söndag 24 februari 2013

söndag 17 februari 2013

lördag 9 februari 2013

IAW CXCVII - Ingenious Inventions

Throughout history our means by which to hunt, cloth and feed ourselves have evolved. From the bone implements of the pre-historic peoples to the advanced instruments and equipment of the Modern Era. Ever since we weren't forced to hunt for food we could find time to think up new solutions to everyday issues. The theme for this week is... INGENIOUS INVENTIONS
Im looking forward to view and comment on your entries. Enjoy.
Wish you all...

All the Best from Anders

In addressing the question of who invented the incandescent lamp, historians Robert Friedel and Paul Israel list 22 inventors of incandescent lamps prior to Joseph Swan and Thomas Edison. They conclude that Edison's version was able to outstrip the others because of a combination of three factors: an effective incandescent material, a higher vacuum than others were able to achieve (by use of the Sprengel pump) and a high resistance that made power distribution from a centralized source economically viable.

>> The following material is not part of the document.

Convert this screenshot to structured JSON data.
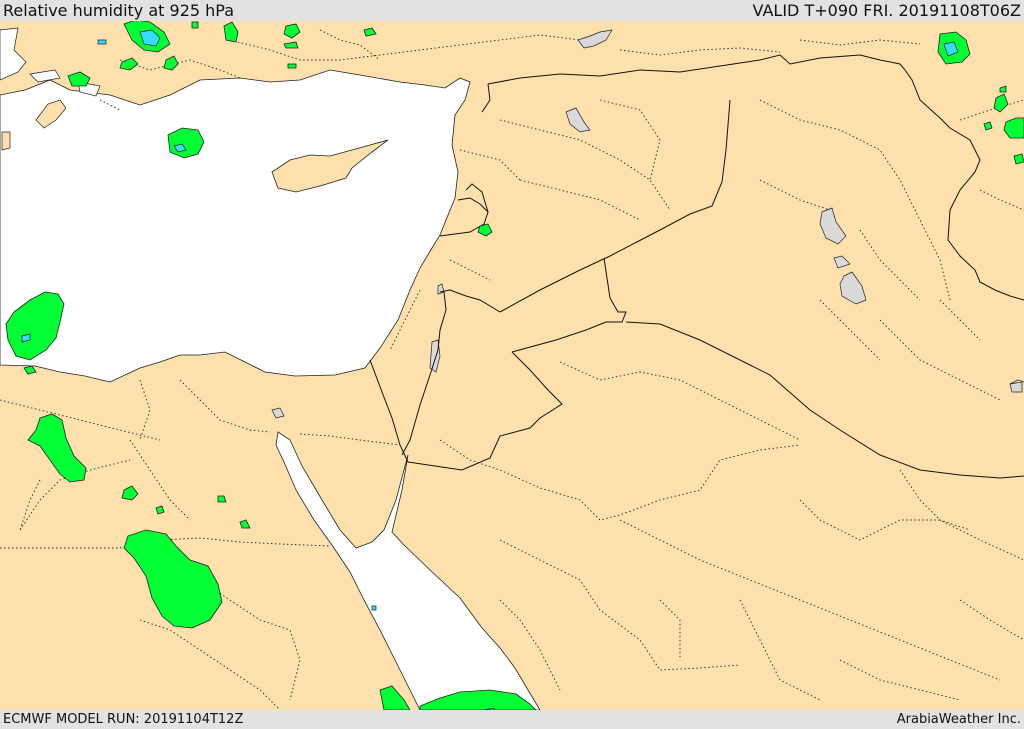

The Rules:

Each week we will post an original photo with words on it. The idea behind this group is to expand our minds through our photography.
Photos must be your own, but the words can be someone else's as long as credit is given after the words.
Your post can either be serious, or if you'd like comical, but never obscene .
Posts can either have one word on them,quotes, or full poems ... Your choice.
All posts are to be done on your own site in a blog form with a link back to it being left here. New topics will be posted on Sundays.
Posts can be made through Saturday.
One post per person only please.

söndag 3 februari 2013

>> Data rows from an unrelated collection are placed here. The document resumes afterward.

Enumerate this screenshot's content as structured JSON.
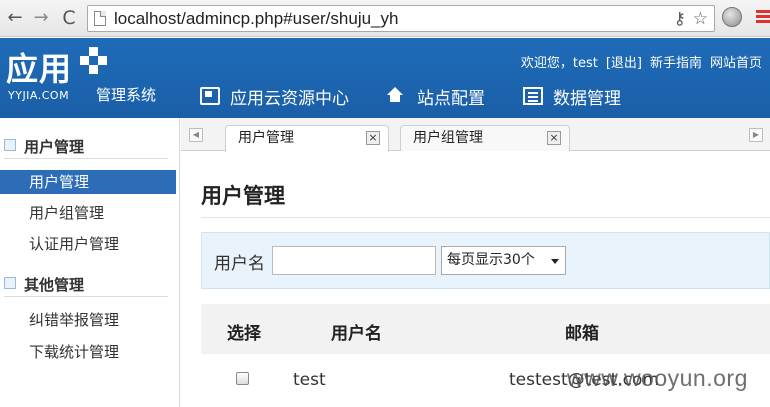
{
  "browser": {
    "url": "localhost/admincp.php#user/shuju_yh"
  },
  "header": {
    "logo_text": "应用",
    "logo_sub": "YYJIA.COM",
    "system_name": "管理系统",
    "welcome": "欢迎您，test",
    "logout": "[退出]",
    "guide": "新手指南",
    "site_home": "网站首页",
    "nav": [
      {
        "label": "应用云资源中心",
        "icon": "window-icon"
      },
      {
        "label": "站点配置",
        "icon": "home-icon"
      },
      {
        "label": "数据管理",
        "icon": "list-icon"
      }
    ]
  },
  "sidebar": {
    "groups": [
      {
        "label": "用户管理",
        "items": [
          "用户管理",
          "用户组管理",
          "认证用户管理"
        ]
      },
      {
        "label": "其他管理",
        "items": [
          "纠错举报管理",
          "下载统计管理"
        ]
      }
    ],
    "active_item": "用户管理"
  },
  "tabs": [
    {
      "label": "用户管理",
      "active": true
    },
    {
      "label": "用户组管理",
      "active": false
    }
  ],
  "main": {
    "title": "用户管理",
    "filter": {
      "username_label": "用户名",
      "username_value": "",
      "per_page": "每页显示30个"
    },
    "table": {
      "headers": [
        "选择",
        "用户名",
        "邮箱"
      ],
      "rows": [
        {
          "checked": false,
          "username": "test",
          "email": "testest@test.com"
        }
      ]
    }
  },
  "watermark": "www.wooyun.org",
  "colors": {
    "header_blue": "#1f6bb8",
    "active_item": "#2d6db8",
    "filter_bg": "#e9f3fb"
  }
}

IAW CXCVI - Statues

This week Sue is the host and she has chosen Statues as the theme.

Count Magnus Gustafsson Stenbock (August 12, 1664 - February 23, 1717) was a Swedish military officer at the time of the Great Northern War.
Returning to Sweden he entered the Army, and, in 1688, became major. He served with the Swedes in the Low Countries and on the Rhine, distinguishing himself for skill and courage at Fleurus. During the Nine Years' War he was employed not only in the field but also as a confidential agent in diplomatic missions. He married Eva Magdalena Oxenstierna on 26 December 1690 in Stockholm. She was the daughter of Bengt Gabrielsson Oxenstierna and Magdalena Eriksdotter Stenbock.
Soon afterwards, as colonel of the Dalecarlian regiment, he led it in the astonishing victory of Narva. He distinguished himself still more at Dünamünde, Klissow and Cracow. In 1703 he fought the successful battle at Pułtusk, and three years later, having reached the rank of general of infantry, was made Governor-General of Scania. He led the Swedish troops to victory in the Battle of Helsingborg (1710), the last battle between Denmark and Sweden in Scania. He was a great favorite with Charles XII in the earlier campaigns, but later the two drifted somewhat apart. It is recorded that the king, before whom General Lagercrona accused Stenbock of drunkenness, replied that Stenbock drunk was more capable of giving orders than Lagercrona sober.
His activities were not confined to war and diplomacy; the University of Lund was under his care as Chancellor for some years, and he had no mean skill as a painter and a poet. He became Privy Councillor in 1710, and Charles gave him his field marshal's baton in 1712. In the same year he invaded Mecklenburg (with but 9000 men) in order to cover besieged Stralsund in Swedish Pomerania. He won the Battle of Gadebusch, but numbers prevailed against him in the end. Cut off in Tönning he was forced to surrender after a gallant resistance, and passed into captivity. During his captivity he produced extraordinary fine ivory miniatures, which often included referrals to the number 51 - a reference to Psalm 51 "Have mercy on me, O God" [1] He died in Copenhagen, after five years of harsh treatment.